Thermo-Electricity, electricity developed by heat, and also the science which treats of the phenomena and mode of production. Prof. Seebeck of Berlin, in 1822, was the first to make any well directed observations upon the subject. He found that when two rods or bars of different metals were soldered together or otherwise held in intimate contact at their ends, and the junction heated, an electrical disturbance took place, and that if the ununited ends were connected by a conductor an electric current was established. Several crystals, while their temperature is rising or falling, also become oppositely electrically excited at their opposite ends. The term pyro-electricity is usually applied to the electrical phenomena which arise from changes of heat in crystals. These phenomena were first observed in tourmaline, a double-refracting silicate crystallizing in hexagonal prisms. (See Tourmaline.) Its electrical manifestations are confined within certain limits of temperature, chiefly between 50° and 300° F., but these limits vary with the length of the crystal. If a crystal of tourmaline is suspended by a thread at its middle, and heated, its ends will be attracted and repelled by electrically excited bodies.
Many other crystals exhibit like phenomena, but less in degree, which in many cases can only be detected by a delicate electroscope. That pole of a crystal at which the algebraic sign of the change of temperature is the same as that of the electricity developed, that is to say, which manifests positive electricity when the temperature is rising, is called the analogous pole, and the other, the antilogous pole. Brazilian topaz becomes electrical when heated, the Siberian variety slightly, the Saxon not at all. When the first two are treated negative electricity appears at both ends of the crystal, while the positive is developed on the lateral faces. Pyro-electricity is chiefly developed in hemihedral crystals. The phenomena of thermo-electricity in metals is most strongly marked when two metals are heated at their junction ; but if a wire of a single metal be tied in a knot, and be heated on one side of the knot, electrical disturbance will take place. When two metals are employed, the strength of the current appears to be in proportion to the difference of temperature of the two metals on each side of the junction, and its direction and also its strength upon the natures of the metals used.

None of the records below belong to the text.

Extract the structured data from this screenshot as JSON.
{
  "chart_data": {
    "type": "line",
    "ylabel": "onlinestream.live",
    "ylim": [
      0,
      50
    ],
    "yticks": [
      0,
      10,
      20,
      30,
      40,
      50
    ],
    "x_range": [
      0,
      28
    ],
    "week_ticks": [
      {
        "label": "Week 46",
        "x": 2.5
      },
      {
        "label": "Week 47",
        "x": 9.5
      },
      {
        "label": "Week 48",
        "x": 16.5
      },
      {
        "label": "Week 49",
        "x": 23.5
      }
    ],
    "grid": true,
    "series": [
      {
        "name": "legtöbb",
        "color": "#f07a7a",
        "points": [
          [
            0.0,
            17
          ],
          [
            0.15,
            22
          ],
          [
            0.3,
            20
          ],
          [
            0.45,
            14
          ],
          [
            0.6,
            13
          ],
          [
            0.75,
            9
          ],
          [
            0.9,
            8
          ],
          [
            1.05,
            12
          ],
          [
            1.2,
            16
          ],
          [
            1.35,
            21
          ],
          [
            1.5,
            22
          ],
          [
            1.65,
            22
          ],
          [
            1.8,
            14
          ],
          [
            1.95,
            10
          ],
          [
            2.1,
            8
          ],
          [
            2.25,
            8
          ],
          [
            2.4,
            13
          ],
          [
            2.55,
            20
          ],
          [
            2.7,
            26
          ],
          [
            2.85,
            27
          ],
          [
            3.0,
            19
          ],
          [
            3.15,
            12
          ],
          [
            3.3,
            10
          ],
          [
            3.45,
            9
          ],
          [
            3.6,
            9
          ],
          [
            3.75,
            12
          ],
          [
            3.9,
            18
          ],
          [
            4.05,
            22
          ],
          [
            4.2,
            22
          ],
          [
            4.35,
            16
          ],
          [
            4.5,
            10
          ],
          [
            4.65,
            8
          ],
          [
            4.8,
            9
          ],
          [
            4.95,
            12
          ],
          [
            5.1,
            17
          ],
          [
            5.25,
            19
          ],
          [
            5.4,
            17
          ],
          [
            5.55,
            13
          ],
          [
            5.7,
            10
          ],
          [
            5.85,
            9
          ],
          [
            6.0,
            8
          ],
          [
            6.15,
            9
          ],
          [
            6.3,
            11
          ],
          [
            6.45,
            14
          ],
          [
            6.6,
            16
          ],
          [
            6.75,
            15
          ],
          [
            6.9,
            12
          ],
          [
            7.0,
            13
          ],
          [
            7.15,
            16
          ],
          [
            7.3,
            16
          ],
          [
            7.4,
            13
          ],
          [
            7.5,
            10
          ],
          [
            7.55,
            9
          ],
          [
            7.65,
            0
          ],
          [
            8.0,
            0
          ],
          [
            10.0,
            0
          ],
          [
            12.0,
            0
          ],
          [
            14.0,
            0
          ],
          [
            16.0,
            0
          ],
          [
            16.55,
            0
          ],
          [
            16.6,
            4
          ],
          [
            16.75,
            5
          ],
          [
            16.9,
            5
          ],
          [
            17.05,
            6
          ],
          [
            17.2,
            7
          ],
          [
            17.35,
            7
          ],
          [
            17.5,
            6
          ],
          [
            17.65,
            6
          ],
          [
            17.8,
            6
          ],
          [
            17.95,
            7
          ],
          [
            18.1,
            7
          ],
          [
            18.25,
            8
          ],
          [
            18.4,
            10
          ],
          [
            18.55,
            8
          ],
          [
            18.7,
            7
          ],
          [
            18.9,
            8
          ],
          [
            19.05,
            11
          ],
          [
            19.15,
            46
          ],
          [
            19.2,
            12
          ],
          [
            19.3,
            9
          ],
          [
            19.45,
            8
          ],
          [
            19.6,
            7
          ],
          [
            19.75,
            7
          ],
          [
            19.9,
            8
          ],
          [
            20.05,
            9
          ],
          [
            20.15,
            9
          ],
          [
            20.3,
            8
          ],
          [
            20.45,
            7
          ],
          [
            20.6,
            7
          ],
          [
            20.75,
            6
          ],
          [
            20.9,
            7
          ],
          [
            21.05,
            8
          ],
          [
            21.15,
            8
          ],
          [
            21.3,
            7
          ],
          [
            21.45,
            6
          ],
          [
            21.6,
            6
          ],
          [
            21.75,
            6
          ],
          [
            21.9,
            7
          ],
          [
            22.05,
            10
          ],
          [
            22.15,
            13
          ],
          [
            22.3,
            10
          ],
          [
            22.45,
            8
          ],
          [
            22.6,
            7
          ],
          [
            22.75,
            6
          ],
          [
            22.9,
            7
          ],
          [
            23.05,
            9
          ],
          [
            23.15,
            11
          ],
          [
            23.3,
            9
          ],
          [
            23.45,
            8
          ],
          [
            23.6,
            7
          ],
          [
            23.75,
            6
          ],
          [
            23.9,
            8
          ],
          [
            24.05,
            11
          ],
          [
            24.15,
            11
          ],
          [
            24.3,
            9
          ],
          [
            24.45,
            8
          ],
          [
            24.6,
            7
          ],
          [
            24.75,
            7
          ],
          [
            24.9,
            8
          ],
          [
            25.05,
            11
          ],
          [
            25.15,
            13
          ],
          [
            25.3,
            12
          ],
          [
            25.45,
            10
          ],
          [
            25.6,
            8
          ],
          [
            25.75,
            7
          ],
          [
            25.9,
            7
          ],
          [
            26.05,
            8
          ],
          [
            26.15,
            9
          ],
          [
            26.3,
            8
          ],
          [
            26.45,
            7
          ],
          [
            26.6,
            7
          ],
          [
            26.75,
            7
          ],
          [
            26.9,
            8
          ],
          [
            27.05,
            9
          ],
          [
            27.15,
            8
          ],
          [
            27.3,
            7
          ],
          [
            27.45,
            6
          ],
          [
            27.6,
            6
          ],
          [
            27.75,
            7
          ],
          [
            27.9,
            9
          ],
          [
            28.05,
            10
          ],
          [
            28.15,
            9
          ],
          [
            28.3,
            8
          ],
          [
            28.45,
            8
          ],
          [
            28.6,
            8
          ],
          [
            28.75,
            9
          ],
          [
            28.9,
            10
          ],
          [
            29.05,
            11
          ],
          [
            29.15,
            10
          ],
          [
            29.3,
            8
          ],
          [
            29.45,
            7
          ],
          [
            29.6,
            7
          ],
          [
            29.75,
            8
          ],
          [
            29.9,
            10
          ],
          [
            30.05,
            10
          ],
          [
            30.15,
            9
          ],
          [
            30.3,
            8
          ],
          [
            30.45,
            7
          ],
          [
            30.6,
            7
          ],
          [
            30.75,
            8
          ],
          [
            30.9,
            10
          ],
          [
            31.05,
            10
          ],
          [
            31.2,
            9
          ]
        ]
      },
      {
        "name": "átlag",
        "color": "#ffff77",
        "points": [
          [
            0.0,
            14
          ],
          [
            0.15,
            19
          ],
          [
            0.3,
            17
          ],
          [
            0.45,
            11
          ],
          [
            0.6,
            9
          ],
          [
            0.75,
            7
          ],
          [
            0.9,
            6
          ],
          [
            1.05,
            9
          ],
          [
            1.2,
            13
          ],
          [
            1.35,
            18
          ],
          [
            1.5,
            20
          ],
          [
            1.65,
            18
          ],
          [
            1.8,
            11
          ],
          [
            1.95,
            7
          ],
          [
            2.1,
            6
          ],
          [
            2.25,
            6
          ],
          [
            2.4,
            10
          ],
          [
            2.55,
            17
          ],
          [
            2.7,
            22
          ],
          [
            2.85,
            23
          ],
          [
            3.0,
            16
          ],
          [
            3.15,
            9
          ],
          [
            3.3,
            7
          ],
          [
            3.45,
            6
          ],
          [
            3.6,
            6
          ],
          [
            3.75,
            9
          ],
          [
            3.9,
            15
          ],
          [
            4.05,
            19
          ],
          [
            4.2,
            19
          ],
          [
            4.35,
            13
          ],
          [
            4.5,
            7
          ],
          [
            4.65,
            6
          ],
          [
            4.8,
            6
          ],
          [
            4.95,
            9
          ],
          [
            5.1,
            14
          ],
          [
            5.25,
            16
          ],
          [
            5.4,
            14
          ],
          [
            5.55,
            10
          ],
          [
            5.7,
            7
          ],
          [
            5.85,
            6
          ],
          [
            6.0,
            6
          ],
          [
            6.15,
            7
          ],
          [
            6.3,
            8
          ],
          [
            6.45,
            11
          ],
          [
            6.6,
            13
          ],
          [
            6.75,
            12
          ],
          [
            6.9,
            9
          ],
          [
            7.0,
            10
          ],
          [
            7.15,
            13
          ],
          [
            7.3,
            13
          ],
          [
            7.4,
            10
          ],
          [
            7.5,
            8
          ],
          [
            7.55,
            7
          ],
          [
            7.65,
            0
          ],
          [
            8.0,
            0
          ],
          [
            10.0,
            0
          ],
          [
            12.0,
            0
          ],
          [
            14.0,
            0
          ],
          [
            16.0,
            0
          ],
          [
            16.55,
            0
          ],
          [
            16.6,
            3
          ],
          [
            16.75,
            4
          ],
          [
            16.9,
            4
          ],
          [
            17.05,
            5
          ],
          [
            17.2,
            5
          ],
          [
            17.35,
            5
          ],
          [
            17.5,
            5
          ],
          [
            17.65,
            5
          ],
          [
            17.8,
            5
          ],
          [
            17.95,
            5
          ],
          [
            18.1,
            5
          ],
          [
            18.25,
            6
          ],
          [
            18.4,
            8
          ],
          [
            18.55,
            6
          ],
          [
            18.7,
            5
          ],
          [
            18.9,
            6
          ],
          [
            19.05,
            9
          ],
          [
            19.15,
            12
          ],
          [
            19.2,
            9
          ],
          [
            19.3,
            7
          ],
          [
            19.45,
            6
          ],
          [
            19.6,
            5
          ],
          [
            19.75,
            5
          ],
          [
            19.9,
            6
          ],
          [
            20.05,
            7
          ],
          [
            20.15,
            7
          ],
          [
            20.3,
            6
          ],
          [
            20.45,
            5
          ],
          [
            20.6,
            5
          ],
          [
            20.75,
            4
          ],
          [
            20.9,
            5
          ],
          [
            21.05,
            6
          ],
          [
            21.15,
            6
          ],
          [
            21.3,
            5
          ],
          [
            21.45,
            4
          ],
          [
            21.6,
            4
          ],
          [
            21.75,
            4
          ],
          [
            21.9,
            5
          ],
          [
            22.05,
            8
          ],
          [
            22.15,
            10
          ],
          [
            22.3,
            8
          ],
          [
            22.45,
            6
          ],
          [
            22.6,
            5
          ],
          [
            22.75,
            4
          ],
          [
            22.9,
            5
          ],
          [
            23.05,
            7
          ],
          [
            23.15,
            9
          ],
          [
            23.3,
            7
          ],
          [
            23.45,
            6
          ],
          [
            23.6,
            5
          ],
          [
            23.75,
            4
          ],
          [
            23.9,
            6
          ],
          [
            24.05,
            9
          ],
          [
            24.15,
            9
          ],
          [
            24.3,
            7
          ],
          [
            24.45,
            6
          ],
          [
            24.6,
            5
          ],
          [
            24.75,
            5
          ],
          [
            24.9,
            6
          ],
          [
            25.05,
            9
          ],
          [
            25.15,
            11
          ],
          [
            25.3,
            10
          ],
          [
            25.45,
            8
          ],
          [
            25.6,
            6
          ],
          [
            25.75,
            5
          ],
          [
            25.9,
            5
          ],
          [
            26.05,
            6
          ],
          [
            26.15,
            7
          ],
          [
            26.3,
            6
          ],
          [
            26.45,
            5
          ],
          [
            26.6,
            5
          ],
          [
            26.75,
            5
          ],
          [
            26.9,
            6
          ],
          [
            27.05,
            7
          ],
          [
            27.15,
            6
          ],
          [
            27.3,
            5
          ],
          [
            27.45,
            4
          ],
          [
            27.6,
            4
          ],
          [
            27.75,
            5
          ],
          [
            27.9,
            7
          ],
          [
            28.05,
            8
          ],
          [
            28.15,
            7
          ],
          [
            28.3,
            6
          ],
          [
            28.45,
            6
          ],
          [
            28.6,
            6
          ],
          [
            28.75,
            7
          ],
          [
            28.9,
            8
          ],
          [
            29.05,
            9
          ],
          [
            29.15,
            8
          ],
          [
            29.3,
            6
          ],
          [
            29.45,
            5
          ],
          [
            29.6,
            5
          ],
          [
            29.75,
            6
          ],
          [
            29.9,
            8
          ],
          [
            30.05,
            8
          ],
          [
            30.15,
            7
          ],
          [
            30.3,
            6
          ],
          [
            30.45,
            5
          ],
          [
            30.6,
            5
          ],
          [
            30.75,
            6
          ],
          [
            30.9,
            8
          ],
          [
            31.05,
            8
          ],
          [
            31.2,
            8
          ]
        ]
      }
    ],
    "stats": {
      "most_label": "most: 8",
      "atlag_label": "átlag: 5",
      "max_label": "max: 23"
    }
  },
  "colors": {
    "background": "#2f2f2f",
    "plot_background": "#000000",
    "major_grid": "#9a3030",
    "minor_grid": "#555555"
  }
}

In fig. 1, m n represents a plate of copper, soldered on to a plate of bismuth, op, the middle of which also supports a magnetic needle, beneath the copper plate. If heat be applied at o while the axis of the instrument is in the magnetic meridian, the north pole of the needle will be deflected to the left hand of an observer looking from n to m (see Galvanism, vol. vii., p. 592), which indicates that a galvanic current is passing through the copper from n to m. If however the junction n o is cooled, the current will flow from m to n. In the following list, according to Becquerel, the direction of the current will be from any element to any one following, the intensity being greatest between the first and the last: bismuth, platinum, lead, tin, gold, silver, copper, zinc, iron, antimony. The direction of the current often changes when the couple is heated beyond a certain degree. Thus, in a copper and iron circuit, the current passes from the copper to the iron through the heated part when the temperature is not higher than 570°; above this the curent passes in the opposite direction. The cause of thermo-electric currents is diversity in the molecular structure of the elements, and Becquerel ascribes them to unequal propagation of heat in the different parts of the circuit.
A thermoelectric pile, or battery, in which a series of several couples are joined somewhat like the arrangement in a voltaic pile, or at least with the opposite poles of the elements in contact with each other, was devised by Nobili. A modification of this is shown in fig. 2, in which the lowest plate is bismuth, the next above antimony, the next again bismuth, and so on, the last plate being antimony. These sets of elements are arranged in a copper frame, P, in four vertical series, making in all 20 couples. The terminal plates are connected with binding screws, m and n, by which they may be connected with a resistance measurer or rheostat, or with a sine or a tangent galvanometer. (See Galvanism, vol. vii., pp. 593-5, and Diathermancy, vol. vi., p. 81.) "When the pile is composed of a great number of pairs and connected with a very delicate galvanometer, it may be used to detect the slightest changes of temperature; it is much employed in physical investigations, and will undoubtedly in time have extended practical use in physiology and medicine.